Claims Oracle broke rules against NZ in America's Cup

Oracle Team USA pulled off one of the biggest comebacks of all time.
Oracle Team USA pulled off one of the biggest comebacks of all time.

Oracle Team USA has denied an American journalist's claims they took out the 2013 America's Cup by breaking the rules.

Team New Zealand had been winning the competition but Oracle made an incredible comeback, winning 8 races in a row to steal the cup.

Bruce Knecht has written a new electronic book called The Comeback and says the team came up with a novel way to go about pulling off the ultimate come-from-behind victory.

The crew used a method called 'pumping', which flapped the yacht's wing providing extra propulsion.

Mr Knecht says it was key to Oracle's comeback, but there were also other contributing factors.

"It was one of the crucial factors that gave Oracle the edge and enabled them to pull off this incredible comeback."

But he says it was breaking the rules.

"They were moving it back and forth almost like a bird flapping its wing, and what that essentially did was convert human power into propulsion, something that is not permitted."

Mr Knecht interviewed crucial members of Oracle Team USA and says that they didn't necessarily know what they were doing was against the rules.
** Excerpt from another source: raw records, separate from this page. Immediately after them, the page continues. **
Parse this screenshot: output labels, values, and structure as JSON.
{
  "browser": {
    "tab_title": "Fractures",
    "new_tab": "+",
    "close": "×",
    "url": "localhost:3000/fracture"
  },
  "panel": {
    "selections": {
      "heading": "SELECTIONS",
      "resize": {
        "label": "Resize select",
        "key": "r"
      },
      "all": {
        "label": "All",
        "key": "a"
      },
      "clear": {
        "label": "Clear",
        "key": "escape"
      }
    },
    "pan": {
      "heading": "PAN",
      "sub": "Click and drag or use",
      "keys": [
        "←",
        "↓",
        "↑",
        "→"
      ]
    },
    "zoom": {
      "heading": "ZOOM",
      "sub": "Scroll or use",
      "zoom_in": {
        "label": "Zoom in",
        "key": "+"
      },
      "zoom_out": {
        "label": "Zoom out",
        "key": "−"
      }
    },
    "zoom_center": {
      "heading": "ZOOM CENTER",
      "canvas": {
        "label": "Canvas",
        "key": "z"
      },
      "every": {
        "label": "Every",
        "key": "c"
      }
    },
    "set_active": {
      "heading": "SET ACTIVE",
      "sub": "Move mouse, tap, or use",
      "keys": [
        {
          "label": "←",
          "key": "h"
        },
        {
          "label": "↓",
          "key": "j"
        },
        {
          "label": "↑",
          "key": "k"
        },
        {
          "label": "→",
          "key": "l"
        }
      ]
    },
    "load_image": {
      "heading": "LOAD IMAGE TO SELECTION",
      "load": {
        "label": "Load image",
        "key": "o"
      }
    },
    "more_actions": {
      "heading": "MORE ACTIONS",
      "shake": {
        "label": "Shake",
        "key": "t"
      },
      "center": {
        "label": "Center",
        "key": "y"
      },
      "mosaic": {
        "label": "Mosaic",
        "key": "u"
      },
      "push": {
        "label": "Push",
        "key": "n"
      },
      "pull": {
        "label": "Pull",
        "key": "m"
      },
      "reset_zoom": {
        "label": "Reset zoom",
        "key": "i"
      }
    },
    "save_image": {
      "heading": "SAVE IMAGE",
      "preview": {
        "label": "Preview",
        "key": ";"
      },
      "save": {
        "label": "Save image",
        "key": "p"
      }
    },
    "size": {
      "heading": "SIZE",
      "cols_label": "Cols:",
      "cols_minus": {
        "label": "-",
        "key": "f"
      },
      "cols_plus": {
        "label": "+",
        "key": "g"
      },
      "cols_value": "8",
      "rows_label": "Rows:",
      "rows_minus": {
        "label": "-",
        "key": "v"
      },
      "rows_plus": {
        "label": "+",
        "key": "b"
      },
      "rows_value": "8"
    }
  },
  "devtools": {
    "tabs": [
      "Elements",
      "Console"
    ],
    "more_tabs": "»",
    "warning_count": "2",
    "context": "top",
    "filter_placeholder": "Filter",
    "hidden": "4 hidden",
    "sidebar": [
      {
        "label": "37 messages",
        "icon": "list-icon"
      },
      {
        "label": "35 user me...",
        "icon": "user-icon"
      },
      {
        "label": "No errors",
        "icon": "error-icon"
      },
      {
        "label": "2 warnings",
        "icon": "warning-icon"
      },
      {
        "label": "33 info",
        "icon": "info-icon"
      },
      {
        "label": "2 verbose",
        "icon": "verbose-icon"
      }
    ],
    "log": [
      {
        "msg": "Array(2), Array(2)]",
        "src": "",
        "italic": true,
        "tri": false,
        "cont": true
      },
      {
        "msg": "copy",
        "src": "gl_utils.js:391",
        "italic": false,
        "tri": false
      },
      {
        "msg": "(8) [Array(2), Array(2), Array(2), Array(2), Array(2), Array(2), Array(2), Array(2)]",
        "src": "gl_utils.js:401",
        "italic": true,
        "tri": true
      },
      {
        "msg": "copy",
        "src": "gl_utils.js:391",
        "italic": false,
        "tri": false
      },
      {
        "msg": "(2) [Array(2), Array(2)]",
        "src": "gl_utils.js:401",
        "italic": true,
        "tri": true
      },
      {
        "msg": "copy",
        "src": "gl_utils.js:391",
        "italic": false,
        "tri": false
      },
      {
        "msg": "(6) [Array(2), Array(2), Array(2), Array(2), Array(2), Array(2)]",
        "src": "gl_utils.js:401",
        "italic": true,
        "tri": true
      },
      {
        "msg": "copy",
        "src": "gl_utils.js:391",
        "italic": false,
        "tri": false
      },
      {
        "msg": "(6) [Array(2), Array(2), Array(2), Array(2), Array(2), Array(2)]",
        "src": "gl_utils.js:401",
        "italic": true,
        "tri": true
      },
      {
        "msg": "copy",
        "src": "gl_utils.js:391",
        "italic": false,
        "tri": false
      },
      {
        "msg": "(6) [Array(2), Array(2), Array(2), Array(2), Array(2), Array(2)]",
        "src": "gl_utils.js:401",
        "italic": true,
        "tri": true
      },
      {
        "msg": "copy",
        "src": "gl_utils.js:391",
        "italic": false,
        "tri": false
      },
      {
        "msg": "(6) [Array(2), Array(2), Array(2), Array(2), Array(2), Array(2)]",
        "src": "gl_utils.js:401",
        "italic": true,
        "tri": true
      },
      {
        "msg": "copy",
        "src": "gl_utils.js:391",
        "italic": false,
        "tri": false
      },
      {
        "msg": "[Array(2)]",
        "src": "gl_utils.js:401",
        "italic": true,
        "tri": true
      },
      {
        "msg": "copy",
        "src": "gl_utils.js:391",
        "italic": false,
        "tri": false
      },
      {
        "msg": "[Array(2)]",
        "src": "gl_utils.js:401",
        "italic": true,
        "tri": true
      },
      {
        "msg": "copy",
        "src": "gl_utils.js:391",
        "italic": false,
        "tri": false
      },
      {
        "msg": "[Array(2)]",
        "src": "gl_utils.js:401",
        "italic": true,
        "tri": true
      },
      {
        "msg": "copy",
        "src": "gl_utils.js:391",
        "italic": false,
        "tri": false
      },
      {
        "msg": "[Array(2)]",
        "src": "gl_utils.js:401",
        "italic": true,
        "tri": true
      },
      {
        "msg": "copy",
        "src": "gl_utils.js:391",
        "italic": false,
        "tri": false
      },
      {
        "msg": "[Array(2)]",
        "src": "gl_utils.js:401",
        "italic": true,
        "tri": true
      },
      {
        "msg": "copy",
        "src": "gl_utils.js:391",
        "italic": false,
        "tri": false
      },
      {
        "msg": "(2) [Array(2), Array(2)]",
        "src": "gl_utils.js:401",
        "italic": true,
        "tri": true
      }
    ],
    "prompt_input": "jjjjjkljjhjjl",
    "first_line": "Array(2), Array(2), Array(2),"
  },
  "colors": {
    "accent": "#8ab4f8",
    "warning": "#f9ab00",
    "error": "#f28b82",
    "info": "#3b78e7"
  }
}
He says because of that, the crew told him exactly what they did.

The practice wasn't picked up on cameras because the wing was being turned by the yacht's grinders.

"The so-called grinders are always turning those handles, constantly, and it's never clear exactly what they're grinding," says Mr Knecht.

He says the wings wouldn't have been visibly flapping because the crowds, cameras and journalists were too far away to tell.

"To move the wing against the wind was a big challenge.  They were only able to do it because six members of the crew were working as hard as they could to turn the winches.  Bringing in the wing, releasing it, bringing it in again, it essentially converted the power, the human power, of what those six guys were doing  -- the strongest guys on the boat in fact -- into added propulsion" says Mr Knecht.

Oracle Team USA is currently sailing in Bermuda, and to say they're slightly bemused by Mr Knecht's claims is an understatement.

Spokesman Peter Rusch says Mr Knecht is referring to the wrong racing rules -- there was a specific edition written for the America's Cup, and pumping isn't in there.

Team NZ CEO Grant Dalton wouldn't be drawn on whether his team questioned the pumping, but commentators in New Zealand say course umpires certainly didn't. 

"Within the sport everyone pretty much knows how the boats work," says commentator Peter Lester. "I don't think anything was missed, I just think a book's come out and he's looking for a bit of a rating game to sell a few."

So Oracle may have pumped, and pushed the limits, but it doesn't change the result.

Knecht is a former foreign correspondent and senior writer for The Wall Street Journal.

His new electronic book The Comeback: How Larry Ellison's Team Won the America's Cup has just been released.